This is one of the big life questions that was tested on "MythBusters," and what they discovered may surprise you: Overall, coffee does not make you sober when you're drunk. But it does have other effects.

Drinking coffee while hammered did not improve subjects' hand-eye coordination (the method "Mythbusters" used to test sobriety). But it did make the test subjects more alert, which led them to believe — falsely — that they were sober.

A 2009 study done by the American Psychological Association found the same result, the BBC reported. Scientists gave ethanol to mice and released them into a maze. Then they gave the mice the human equivalent of eight cups of coffee and ran them through the maze again. They found that the mice weren't any better at navigating the maze when compared to completely sober mice. But they were more alert.

There's a big difference between being sober and being alert. And that difference could lead you to make some very bad decisions.

The CDC reported that 28 people in the U.S. die every day in car crashes due to drunk driving.

That equates to one death every 53 minutes. Thirty-one percent of all traffic-related deaths in 2014 were caused by drunk drivers. That's 9,967 people.

Basically, once alcohol gets into your system, all you can do is wait it out.

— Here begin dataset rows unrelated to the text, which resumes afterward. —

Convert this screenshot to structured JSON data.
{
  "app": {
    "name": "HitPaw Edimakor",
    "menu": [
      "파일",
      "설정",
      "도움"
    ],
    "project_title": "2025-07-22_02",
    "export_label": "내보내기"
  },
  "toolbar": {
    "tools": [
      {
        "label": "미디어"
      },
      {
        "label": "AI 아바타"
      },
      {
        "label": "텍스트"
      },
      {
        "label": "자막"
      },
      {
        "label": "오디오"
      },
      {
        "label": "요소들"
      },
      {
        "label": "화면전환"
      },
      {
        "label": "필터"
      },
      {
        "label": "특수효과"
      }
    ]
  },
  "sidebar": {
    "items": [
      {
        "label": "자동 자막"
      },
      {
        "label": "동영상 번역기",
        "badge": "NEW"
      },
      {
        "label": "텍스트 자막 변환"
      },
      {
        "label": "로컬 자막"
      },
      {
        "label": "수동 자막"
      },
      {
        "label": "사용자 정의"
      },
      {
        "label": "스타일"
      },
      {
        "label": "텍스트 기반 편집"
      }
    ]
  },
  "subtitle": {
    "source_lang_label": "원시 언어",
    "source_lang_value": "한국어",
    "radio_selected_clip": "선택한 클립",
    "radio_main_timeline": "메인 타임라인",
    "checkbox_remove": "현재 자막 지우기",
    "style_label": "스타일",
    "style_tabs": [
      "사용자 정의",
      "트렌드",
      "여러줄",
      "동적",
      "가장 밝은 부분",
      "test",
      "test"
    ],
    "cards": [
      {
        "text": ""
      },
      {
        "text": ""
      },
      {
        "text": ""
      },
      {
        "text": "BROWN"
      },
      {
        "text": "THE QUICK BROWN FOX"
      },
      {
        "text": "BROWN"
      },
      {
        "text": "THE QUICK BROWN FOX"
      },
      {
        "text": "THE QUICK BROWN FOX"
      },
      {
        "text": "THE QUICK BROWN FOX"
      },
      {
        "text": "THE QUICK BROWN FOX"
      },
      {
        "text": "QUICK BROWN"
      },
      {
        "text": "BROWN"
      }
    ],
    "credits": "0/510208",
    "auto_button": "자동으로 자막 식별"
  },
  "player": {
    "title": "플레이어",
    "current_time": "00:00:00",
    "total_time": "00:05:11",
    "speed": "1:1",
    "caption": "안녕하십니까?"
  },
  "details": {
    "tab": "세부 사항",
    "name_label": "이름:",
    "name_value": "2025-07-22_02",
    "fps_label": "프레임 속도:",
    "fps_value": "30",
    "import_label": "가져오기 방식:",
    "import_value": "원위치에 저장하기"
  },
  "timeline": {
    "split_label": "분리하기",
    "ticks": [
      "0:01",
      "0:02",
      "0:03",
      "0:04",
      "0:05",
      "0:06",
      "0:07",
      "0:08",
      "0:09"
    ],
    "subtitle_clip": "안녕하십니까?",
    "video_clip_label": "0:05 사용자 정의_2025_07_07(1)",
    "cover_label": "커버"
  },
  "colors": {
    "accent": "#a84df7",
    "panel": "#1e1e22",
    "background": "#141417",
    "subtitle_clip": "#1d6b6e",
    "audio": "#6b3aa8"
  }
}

Caffeine isn't going to magically remove the alcohol that your liver is metabolizing. How quickly that happens depends on the individual, but, generally, one drink takes one hour for your body to process, according to Brown University. "There are no shortcuts," Carlton Erickson, author of "The Neurobiology of Addiction," told Men's Health. "It takes the average man an hour to reduce his blood-alcohol content (BAC) by 0.02 percent."

"The myth about coffee's sobering powers is particularly important to debunk, because the co-use of caffeine and alcohol could actually lead to poor decisions with disastrous outcomes," Thomas Gould, lead researcher on the aforementioned mice study, warned in a BBC interview.

Or one death every 53 minutes.